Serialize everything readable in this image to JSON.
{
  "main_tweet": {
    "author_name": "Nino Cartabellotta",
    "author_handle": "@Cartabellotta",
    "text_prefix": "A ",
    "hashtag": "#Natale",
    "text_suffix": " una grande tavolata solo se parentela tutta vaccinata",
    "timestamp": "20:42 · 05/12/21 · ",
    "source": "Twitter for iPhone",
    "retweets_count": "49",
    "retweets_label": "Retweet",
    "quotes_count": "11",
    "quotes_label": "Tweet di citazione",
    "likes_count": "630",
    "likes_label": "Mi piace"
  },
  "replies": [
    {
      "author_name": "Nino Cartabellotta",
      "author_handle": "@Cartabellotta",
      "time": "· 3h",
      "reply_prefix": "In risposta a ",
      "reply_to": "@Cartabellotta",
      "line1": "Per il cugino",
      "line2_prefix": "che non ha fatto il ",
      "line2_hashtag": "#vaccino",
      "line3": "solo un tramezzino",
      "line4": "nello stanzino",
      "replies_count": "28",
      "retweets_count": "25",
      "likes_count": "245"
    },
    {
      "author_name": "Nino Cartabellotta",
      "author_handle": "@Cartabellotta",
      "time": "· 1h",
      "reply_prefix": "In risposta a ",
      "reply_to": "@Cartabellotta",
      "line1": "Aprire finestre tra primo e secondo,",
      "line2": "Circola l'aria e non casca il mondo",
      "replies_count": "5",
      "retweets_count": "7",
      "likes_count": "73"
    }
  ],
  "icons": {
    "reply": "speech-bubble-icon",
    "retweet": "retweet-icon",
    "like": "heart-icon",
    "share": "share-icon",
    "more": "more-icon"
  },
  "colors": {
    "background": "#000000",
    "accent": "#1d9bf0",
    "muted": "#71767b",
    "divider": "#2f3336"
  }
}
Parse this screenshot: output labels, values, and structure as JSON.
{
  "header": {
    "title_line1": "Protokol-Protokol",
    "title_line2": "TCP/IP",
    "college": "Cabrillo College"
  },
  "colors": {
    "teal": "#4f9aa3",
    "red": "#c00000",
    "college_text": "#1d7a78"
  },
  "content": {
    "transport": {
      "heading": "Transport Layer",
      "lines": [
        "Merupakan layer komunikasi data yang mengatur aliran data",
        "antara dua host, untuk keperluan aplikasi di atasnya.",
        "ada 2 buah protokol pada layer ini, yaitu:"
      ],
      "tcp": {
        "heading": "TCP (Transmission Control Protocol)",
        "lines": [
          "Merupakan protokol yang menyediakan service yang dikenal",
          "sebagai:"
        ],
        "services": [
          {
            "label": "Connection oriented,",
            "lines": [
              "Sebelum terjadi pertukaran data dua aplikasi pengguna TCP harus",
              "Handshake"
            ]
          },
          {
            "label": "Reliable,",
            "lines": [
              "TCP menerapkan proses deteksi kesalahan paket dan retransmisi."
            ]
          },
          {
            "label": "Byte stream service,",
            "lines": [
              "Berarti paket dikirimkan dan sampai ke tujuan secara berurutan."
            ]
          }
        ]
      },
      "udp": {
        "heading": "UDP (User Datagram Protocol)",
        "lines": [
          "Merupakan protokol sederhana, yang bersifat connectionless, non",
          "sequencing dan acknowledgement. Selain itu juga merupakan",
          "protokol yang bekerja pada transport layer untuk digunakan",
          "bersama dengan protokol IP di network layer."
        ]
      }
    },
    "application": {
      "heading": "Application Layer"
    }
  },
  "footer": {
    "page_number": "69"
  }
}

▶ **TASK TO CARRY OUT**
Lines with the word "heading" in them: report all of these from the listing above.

▶ **RESULT**
      "heading": "Transport Layer",
        "heading": "TCP (Transmission Control Protocol)",
        "heading": "UDP (User Datagram Protocol)",
      "heading": "Application Layer"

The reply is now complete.